Data records for software interfaces
━━━━━━━━━━━━━━━━
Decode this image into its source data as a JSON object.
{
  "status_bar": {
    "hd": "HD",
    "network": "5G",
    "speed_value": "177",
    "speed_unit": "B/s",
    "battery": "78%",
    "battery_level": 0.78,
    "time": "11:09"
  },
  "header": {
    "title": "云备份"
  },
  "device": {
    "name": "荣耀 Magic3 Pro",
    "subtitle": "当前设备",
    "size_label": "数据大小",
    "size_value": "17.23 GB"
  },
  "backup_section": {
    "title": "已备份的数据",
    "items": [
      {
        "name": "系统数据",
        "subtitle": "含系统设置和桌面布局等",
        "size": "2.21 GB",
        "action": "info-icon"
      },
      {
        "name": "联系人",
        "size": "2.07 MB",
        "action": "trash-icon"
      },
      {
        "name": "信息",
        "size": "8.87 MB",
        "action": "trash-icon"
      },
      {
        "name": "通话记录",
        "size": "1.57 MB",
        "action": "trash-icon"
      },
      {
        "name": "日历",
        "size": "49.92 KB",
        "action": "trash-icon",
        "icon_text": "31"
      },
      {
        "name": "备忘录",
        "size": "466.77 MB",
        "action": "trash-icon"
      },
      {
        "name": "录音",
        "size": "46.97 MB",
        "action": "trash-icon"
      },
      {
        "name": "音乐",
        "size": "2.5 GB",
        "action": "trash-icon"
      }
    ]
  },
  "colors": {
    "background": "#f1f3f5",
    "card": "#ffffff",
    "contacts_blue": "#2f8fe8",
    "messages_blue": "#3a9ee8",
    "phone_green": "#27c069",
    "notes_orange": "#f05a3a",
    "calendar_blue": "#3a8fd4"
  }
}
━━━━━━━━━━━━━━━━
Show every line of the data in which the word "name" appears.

RESPONSE TO THE TASK |
    "name": "荣耀 Magic3 Pro",
        "name": "系统数据",
        "name": "联系人",
        "name": "信息",
        "name": "通话记录",
        "name": "日历",
        "name": "备忘录",
        "name": "录音",
        "name": "音乐",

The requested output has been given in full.